With an increasing number of electronic readers on the market and a questionable future for print newspapers, many leading media outlets are turning to the web to deliver content to readers. Like newspapers, the web requires an appropriate design in order to be functional and usable for readers so they are able to digest the information. The basic rules for a successful website design include close attention to contrast, repetition, alignment, and proximity. These four, combine together to form the word, “CRAP”.
Contrast is the first element of web design in the CRAP acronym. To effectively use contrast, a reader’s eyes must be drawn to the site. Contrast aids in drawing attention and interest to elements on the page, and it also helps to organize the page in an easy-to-read fashion. A web design can use elements that are the same, but it must avoid elements that are only similar. If the goal is to have them differentiated, they must be very different. Color is one simple way to differentiate between sections and areas, but it can also unite the site as one cohesive element. Most sites utilize color themes – a few colors that vary in shades. Other forms of contrast include typeface, line thickness, colors, shapes, sizes, space, etc.

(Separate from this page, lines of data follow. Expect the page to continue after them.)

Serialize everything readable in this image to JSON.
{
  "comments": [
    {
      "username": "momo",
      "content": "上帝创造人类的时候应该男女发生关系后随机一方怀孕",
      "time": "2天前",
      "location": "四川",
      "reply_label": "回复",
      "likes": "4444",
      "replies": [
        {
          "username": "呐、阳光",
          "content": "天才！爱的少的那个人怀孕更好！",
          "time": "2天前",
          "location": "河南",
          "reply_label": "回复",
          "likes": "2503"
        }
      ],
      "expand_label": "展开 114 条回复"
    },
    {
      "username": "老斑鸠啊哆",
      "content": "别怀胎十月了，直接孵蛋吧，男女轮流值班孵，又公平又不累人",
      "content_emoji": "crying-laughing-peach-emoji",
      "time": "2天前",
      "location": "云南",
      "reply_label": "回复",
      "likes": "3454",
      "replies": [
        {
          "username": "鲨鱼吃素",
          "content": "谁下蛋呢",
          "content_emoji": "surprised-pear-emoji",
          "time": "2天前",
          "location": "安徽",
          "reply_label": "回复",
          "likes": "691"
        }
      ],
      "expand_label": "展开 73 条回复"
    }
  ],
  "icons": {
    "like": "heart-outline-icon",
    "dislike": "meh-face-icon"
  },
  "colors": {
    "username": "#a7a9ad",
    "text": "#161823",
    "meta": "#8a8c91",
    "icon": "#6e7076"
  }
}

In the CRAP test, the “R” stands for repetition. Repetition strengthens the unity of all elements on a web site and directs the reader to which items go with which. Repetition helps to strengthen the overall website by tying together separate pieces. Repetition helps hone a user in on where to go next instead of becoming distracting. When the same element is repeated, the reader already knows what to expect before opening the link or even reading the words. If there is no sense of repetition, it is common for users to become confused and not know how to navigate the web site.
The “A” in CRAP represents alignment – visual connections to other elements in the page as to ensure that nothing is arbitrarily placed on the web space. Though there are tools to go beyond template, it is necessary to have reasons to place certain objects where they are. There are shapes, textures and spatial relationships to consider, and templates are often helpful when constructing basic web sites. Alignment helps maintain every visual element has a relationship with every other element on the web site. This also helps unify and organize the site.
The final portion of the anagram, “P,” stands for proximity, which relates to grouping items close to each other that are related. Also an organizational element, proximity helps the reader to acknowledge which elements are related. When all of these items are together, they become one visual unit instead of multiple individual units. The element of proximity helps to reduce clutter on the web site and gives the reader a clear structure of the content. Readers who can’t locate the proximity of the text can’t immediately locate who, what, when, and where, and are likely to move on to the next web site.
The uploaded flyer shows a good contrast. The contrast on the flyer draws the eye to it. Multiple elements that are not the same show a clear contrast. Contrast is often the most important visual attraction on any flyer. The petals of the flower and the header designs tend to have repetitions. Repetition of visual elements throughout the design unifies and strengthens it. Repetition makes it easier for the viewer; it is very useful on one-page flyers. The text and the content seems to be properly aligned, though the alignment of the text looks a little over done. Nothing should be placed on the page arbitrary. The elements should be visually connected. Consciousness can be seen in placing the elements. The flyer could have avoided using more than one text alignment on the page. The content tends to be in proximity to one another. Proximity deals with items relating to each other that should be grouped together to create one visual unit. This helps organize the information and reduces visual cutter.